NASA wants you to know that it’s only a matter of months before you can wake up in a Martian habitat, grab some breakfast, jump into your spacesuit, and head out for a stroll across the Red Planet’s surface. Granted, the experience will be virtual, but it promises be the most realistic vision of human Mars habitation that a team comprising NASA engineers, a digital media developer, and MIT Department of Aeronautics and Astronautics doctoral candidate Sydney Do can generate.
“Mars 2030” is a multiplatform virtual reality (VR) product that features a Mars surface expedition based on actual NASA concepts. To create as authentic an experience as possible, VR developer FUSION partnered with NASA in creating the narrative, user interface, and 3-D assets.
Do caught FUSION’s eye as a result of a 2014 paper he co-authored, analyzing and questioning the practicality of “Mars One,” a project led by a Dutch nonprofit that hopes to establish a Mars colony by 2025.
“FUSION emailed me, said they’d read the paper, and asked if I’d be a tech advisor for Mars 2030,” Do says. “I liked the idea that the experience was to be both educational as well as entertaining, so I agreed to help.”
Do described how the Mars 2030 virtual experience will work. “You might wake up in your habitat, get out of bed, and explore your surroundings. You’ll pull out a pouch of pre-packaged food for breakfast, walk past a colleague who’s working out on an exercise machine, then choose a spacesuit, put it on, and go out to explore Mars on foot or at the controls of your rover.”
Do fed the developers relevant studies and papers, gave them names of appropriate NASA contacts and leading experts in Mars exploration and habitats, and vetted their designs.
As part of his consultancy, Do traveled to the Johnson Space Center in Houston with the FUSION team to get a hands-on look at hardware and software NASA is developing for Mars missions. They took a spin at the controls of a prototype rover, although a parking lot had to substitute for the Martian surface. They also visited a virtual reality lab where astronauts are training for planetary strolls.
Do’s research in MIT’s Strategic Engineering Research Group focuses on technologies and operational strategies for sustaining human life on Mars. “It’s basically studying how interdisciplinary design decisions affect sustained presence,” he says. “I look at things like life support, habitat architecture, costs, and plant growth systems.”
FUSION virtual reality producer and designer Julian Reyes says, “Sydney and his paper’s co-author [AeroAstro grad student] Andrew Owens were both integral to the conception of Mars 2030. Their work on the Mars One feasibility study was what gave FUSION the idea for on this project.
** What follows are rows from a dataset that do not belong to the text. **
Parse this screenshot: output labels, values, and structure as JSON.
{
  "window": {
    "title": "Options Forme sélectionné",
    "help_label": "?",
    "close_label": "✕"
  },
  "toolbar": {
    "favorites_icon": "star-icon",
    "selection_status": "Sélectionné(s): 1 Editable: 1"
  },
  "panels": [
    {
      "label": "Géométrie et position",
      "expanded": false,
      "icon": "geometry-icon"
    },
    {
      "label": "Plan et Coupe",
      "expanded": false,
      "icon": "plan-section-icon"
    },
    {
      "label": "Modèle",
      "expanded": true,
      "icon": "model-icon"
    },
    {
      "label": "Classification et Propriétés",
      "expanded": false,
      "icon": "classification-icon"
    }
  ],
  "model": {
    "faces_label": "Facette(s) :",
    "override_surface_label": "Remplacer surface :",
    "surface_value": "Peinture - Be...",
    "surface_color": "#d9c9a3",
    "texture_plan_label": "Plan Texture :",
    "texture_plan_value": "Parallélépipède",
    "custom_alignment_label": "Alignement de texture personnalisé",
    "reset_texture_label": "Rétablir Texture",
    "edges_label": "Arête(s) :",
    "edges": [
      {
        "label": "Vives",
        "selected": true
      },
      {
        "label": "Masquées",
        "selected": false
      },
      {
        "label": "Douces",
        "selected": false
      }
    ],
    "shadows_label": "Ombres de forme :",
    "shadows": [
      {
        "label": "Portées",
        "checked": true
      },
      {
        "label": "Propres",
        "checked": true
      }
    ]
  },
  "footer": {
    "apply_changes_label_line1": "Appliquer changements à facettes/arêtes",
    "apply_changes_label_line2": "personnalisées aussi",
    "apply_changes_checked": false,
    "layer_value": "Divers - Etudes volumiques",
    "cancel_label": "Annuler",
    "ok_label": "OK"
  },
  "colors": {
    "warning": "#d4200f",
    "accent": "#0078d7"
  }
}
Their help was invaluable in identifying where we currently are, in terms of technologies and advancements, on getting to Mars.”
“With NASA and Sydney’s help, our team has created a rendering of the first human explorers on Mars that is as true to reality as the brightest minds know it, enabling users to experience the Red Planet in a highly engaging way," says FUSION Senior Vice President Daniel Eilemberg.
Mars 2030 will be demoed at the SXSW music, film, and interactive festival in Austin this March. The production version will be available to the public later this year, free of charge, via a wide-range of platforms and products including Oculus Rift, Google Cardboard, and Samsung VR Gear via Valve’s Steam marketplace and on Fusion.net. It will also be available for iPhone and Android, and on Twitch.